My husband and I reside in the great city some lovingly call “The Little Apple.” In all actuality, most call it Manhappenin’ or Manhappiness, but to outsiders, it’s the Little Apple, in reference, of course, to the Big Apple, Manhattan, New York. From the statistics I can find, Manhattan’s population is about 60-65,000 people. Manhattan, Kansas, that is. But this is the population only during 8 1/2 to 9 months out of the year because of the overwhelmingly presence of Kansas State University right in the heart of the city. Every year, about mid-May, 18-20,000 students migrate elsewhere for the summer or for good, leaving this small city a bit of a ghost town. For some, namely those trying to keep their businesses thriving, this migration is the pain in the booty. But for most, like myself, it’s a welcome treat.
I put in my four years at the great K-State, and never spent a summer here in town. I was always gallivanting across the world, experiencing it while I could. Last summer, however, because I had a full-time job for once and was engaged and planning a wedding, I stuck around town and loved experiencing the difference in environment. Here are a few examples of how summer differs from the rest of the year:
- Usually it takes me ten minutes to get to work, now it takes me three
- I don’t have any trouble finding a table at my favorite coffee shop, Bluestem Bistro
- There’s no waiting involved in getting a table at the wonderfully awesome So Long Saloon, to enjoy a pineapple beer and the Red Hot Chicken sandwich
- For those that like to walk, jog or take runs around City Park, you won’t be vying for room on the path with all those disgustingly in shape and fit college students
- Plans are made much easier with friends, as most are not swamped with projects, tests and keeping up with their jobs
- I can fall asleep with my windows open, as the sounds of Aggieville have dimmed from their usual chaos on Thursday, Friday and Saturday nights

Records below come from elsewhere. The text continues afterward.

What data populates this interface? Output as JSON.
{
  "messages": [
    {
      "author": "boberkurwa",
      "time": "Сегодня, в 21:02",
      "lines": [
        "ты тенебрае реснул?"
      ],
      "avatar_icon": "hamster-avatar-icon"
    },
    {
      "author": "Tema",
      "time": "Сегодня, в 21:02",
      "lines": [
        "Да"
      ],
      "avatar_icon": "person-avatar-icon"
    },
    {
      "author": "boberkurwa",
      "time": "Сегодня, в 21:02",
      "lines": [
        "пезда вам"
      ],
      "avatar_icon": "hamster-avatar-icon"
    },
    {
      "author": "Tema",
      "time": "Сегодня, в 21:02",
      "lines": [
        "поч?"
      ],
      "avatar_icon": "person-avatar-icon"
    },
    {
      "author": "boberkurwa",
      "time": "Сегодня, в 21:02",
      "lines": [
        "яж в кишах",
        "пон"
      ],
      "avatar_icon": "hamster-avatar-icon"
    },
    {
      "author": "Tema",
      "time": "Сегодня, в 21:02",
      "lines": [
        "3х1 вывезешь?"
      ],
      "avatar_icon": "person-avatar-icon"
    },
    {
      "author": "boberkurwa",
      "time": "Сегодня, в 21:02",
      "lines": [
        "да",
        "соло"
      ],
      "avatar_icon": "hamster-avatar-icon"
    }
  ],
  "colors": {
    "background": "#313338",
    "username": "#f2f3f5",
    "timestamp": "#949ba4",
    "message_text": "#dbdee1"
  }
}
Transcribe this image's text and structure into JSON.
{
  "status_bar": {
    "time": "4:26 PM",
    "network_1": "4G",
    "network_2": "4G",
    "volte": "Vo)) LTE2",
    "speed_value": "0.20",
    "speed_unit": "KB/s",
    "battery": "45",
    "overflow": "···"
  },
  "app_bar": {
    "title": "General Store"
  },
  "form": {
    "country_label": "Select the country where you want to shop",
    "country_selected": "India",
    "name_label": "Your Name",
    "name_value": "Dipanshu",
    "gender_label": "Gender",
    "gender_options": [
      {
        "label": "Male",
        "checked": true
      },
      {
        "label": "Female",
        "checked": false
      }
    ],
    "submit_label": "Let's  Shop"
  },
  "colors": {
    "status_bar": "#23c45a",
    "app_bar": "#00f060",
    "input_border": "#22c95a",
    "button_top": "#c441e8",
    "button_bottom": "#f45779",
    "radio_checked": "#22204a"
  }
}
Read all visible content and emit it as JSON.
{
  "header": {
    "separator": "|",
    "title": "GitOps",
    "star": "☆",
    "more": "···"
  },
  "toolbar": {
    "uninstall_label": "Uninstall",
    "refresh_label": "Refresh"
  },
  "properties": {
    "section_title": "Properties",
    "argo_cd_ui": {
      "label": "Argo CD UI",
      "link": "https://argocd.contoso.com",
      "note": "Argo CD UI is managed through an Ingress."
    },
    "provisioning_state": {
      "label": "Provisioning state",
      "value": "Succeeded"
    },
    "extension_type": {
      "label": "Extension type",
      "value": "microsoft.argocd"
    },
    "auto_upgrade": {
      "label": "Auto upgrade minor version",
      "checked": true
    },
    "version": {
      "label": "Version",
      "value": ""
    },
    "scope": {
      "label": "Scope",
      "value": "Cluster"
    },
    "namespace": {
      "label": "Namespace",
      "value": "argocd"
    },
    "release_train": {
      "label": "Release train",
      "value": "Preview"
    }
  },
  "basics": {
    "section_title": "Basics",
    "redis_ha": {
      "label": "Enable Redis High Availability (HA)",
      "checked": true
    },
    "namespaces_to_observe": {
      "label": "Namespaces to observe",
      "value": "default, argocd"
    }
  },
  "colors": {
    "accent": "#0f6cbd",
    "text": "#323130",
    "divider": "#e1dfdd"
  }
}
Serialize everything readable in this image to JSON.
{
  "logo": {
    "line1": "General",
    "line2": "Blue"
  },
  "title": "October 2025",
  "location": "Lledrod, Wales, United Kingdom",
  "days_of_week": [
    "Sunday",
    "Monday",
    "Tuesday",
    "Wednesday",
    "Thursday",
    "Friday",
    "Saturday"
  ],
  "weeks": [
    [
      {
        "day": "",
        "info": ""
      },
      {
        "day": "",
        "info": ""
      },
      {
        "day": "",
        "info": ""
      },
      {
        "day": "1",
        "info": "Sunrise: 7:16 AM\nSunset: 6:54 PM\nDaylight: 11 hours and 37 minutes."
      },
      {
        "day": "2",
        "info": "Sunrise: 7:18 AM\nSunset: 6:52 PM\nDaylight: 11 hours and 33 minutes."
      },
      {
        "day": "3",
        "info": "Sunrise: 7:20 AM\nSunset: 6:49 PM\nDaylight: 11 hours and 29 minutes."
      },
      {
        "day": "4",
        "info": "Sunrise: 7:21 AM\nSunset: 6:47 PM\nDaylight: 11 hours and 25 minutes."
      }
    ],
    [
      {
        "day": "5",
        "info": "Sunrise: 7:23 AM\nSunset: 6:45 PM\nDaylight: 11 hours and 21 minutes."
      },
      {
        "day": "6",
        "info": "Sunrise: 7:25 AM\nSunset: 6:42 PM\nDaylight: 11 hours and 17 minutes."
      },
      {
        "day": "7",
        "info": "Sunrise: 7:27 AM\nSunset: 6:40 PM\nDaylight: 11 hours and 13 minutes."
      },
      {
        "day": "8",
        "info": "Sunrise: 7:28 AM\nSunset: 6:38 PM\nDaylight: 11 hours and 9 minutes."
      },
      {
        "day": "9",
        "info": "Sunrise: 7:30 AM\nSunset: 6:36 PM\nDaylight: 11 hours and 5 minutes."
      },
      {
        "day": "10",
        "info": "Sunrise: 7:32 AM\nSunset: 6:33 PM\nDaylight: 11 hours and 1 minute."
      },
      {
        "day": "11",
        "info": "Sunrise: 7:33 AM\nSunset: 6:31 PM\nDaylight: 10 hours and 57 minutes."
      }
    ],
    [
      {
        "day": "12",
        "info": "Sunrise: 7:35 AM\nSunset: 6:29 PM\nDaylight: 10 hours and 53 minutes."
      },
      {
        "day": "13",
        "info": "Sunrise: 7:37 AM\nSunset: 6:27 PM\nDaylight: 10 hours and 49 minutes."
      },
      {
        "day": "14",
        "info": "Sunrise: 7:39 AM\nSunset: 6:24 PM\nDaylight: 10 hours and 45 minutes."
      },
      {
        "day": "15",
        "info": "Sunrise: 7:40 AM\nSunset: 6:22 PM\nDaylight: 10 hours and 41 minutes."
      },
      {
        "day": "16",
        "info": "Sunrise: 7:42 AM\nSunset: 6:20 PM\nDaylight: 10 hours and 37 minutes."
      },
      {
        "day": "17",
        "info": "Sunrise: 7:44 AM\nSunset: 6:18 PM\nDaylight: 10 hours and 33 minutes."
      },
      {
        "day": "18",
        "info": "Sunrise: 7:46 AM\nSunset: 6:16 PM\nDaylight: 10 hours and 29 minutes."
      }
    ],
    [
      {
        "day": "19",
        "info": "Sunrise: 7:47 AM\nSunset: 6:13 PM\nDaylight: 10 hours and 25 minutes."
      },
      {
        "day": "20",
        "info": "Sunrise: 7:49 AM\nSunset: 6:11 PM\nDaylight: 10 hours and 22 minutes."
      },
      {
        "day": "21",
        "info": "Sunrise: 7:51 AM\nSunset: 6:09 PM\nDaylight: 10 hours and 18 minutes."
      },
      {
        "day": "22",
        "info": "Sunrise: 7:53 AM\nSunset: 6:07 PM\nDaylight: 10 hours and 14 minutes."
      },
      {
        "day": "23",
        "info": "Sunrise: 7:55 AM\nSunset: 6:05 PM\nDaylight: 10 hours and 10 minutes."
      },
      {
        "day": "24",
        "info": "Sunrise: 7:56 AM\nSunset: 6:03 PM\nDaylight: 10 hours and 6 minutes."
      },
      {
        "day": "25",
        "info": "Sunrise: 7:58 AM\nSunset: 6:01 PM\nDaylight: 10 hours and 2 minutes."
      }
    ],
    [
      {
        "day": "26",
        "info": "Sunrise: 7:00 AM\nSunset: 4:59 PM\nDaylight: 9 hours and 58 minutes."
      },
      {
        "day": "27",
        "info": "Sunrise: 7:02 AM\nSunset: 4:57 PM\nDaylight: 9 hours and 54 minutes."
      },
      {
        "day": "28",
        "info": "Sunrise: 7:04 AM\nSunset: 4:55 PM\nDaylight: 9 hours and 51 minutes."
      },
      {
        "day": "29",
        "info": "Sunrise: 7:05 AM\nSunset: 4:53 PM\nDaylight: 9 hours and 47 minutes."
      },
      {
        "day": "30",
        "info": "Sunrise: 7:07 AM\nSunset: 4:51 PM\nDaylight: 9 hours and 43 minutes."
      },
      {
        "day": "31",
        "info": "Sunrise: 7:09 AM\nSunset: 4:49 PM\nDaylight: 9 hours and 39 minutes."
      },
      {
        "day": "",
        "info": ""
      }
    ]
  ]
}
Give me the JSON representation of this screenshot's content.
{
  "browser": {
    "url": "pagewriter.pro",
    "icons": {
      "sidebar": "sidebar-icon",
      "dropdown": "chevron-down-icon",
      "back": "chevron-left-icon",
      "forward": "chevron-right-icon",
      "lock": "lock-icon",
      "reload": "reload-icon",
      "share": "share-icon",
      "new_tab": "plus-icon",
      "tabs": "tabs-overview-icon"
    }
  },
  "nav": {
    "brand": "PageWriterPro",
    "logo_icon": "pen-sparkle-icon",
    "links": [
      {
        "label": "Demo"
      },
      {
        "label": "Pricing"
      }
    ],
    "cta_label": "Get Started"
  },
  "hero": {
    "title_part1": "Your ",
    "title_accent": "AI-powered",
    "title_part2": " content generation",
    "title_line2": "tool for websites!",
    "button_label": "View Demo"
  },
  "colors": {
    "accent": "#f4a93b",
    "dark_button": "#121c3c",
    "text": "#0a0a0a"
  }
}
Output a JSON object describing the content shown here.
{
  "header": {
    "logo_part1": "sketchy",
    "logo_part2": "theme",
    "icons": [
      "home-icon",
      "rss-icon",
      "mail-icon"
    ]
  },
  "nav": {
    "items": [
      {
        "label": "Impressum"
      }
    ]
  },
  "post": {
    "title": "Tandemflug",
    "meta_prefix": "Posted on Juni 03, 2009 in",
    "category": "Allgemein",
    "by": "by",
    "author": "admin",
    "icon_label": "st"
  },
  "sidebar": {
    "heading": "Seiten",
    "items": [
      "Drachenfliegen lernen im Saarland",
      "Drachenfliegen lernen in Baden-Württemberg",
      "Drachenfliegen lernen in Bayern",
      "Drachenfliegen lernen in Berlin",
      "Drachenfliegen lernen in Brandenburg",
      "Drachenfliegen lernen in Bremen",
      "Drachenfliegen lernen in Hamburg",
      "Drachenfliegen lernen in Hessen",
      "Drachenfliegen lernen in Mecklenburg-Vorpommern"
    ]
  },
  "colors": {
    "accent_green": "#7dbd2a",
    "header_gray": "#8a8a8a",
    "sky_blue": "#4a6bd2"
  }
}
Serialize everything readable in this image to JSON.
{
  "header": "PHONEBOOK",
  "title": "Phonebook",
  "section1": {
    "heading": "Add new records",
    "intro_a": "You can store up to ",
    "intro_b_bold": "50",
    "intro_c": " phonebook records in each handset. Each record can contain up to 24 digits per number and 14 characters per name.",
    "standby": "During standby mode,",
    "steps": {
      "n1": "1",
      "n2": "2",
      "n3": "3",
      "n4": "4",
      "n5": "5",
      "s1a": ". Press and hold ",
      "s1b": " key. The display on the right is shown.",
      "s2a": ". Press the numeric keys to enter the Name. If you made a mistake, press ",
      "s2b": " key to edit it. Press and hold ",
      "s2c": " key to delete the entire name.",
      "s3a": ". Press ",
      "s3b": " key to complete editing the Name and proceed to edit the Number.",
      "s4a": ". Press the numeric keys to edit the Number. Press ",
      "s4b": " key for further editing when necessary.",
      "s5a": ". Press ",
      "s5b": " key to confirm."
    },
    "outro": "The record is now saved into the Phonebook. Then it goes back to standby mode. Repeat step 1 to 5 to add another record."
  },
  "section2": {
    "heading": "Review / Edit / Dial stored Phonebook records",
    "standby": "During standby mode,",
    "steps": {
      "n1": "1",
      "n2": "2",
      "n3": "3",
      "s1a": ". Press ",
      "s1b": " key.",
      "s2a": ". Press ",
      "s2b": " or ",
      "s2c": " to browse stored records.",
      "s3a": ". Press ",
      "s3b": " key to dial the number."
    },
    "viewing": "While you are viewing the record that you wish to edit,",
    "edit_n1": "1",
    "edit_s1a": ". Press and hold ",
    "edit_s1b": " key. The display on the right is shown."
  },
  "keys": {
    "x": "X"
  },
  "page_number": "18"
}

All in all, summer offers a quieter, more laid back atmosphere here in the Little Apple. I wonder what summer is like in the Big Apple. . .